Koalas also suffer from a retrovirus, similar to HIV, that weakens their immune systems and makes them even more susceptible to diseases like chlamydia or cancer. Sometimes, those retroviruses slip themselves quietly into the genetic code. The researchers found that retroviruses had inserted themselves dozens of times over koalas' evolutionary history, but the sneak-attacks continue today.

At this point, all of the koalas tested in Queensland have some version of the retrovirus. But some of the modern strains are more destructive than the ancient ones. The genome work can help researchers keep track of that strain of the virus, Johnson explains, and give scientists a basis from which to build a better vaccine.

The deep-dive into the genetic code also may help conservationists figure out how to keep some of the fragmented, threatened populations genetically diverse.

Koalas face a lot of different kinds of threats these days, explains Shannon Kjeldsen, a conservation geneticist at James Cook University in Queensland. And genetic diversity in the population helps them deal with the different pressures. But if the populations start to inbreed, “the species as a whole gets [worse] at dealing with the new challenges,” she says. Now, using the genome as a reference, biologists will be able to keep track of what’s happening in the different koala colonies—and can know better how and when to take action.

Read More

Explore Nat Geo

  • Animals
  • Environment
  • History & Culture
  • Science
  • Travel
  • Photography
  • Space
  • Adventure
  • Video

About us


  • Magazines
  • Newsletter
  • Disney+

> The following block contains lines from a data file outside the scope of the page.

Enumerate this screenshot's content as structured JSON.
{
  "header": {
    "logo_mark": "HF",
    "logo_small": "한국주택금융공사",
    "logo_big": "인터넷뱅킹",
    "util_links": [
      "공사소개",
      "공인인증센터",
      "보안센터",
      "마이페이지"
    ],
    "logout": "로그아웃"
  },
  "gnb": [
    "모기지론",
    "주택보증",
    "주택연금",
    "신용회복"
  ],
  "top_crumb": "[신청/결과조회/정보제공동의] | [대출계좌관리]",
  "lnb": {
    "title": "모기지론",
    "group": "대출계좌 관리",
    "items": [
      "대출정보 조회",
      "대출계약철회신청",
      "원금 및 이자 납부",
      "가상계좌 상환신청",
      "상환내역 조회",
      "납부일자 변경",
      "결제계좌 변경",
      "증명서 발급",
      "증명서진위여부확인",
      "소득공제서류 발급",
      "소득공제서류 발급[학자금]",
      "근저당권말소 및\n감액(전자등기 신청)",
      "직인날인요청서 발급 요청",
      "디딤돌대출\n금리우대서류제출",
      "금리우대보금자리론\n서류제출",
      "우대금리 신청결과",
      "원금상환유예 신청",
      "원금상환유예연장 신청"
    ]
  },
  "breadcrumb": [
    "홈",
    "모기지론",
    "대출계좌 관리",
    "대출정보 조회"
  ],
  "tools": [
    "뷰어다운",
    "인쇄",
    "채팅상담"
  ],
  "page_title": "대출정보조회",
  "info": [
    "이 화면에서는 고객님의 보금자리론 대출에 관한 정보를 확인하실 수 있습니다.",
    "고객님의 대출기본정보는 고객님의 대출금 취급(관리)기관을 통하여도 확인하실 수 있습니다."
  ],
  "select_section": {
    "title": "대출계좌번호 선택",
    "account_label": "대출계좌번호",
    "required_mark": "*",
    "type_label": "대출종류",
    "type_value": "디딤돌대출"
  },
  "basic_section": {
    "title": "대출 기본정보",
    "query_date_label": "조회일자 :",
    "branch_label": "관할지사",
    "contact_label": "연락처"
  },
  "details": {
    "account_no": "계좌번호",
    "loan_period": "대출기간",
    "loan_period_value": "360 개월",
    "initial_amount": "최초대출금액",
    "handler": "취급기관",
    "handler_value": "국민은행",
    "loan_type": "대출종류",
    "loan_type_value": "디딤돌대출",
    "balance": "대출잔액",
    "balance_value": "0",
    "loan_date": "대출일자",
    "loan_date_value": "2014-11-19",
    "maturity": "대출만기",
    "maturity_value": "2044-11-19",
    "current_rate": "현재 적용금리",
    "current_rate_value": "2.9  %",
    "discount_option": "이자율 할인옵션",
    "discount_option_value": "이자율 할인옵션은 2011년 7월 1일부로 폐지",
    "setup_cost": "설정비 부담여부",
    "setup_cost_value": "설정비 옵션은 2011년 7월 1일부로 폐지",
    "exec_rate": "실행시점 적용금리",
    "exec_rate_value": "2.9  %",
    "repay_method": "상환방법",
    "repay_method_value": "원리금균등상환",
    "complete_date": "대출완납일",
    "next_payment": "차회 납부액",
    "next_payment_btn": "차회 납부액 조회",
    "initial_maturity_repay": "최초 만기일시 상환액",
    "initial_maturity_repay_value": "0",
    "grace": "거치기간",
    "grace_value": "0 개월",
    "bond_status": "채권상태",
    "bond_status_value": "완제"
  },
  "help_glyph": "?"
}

Follow us

Copyright © 1996-2015 National Geographic Society. Copyright © 2015-2016 National Geographic Partners, LLC. All rights reserved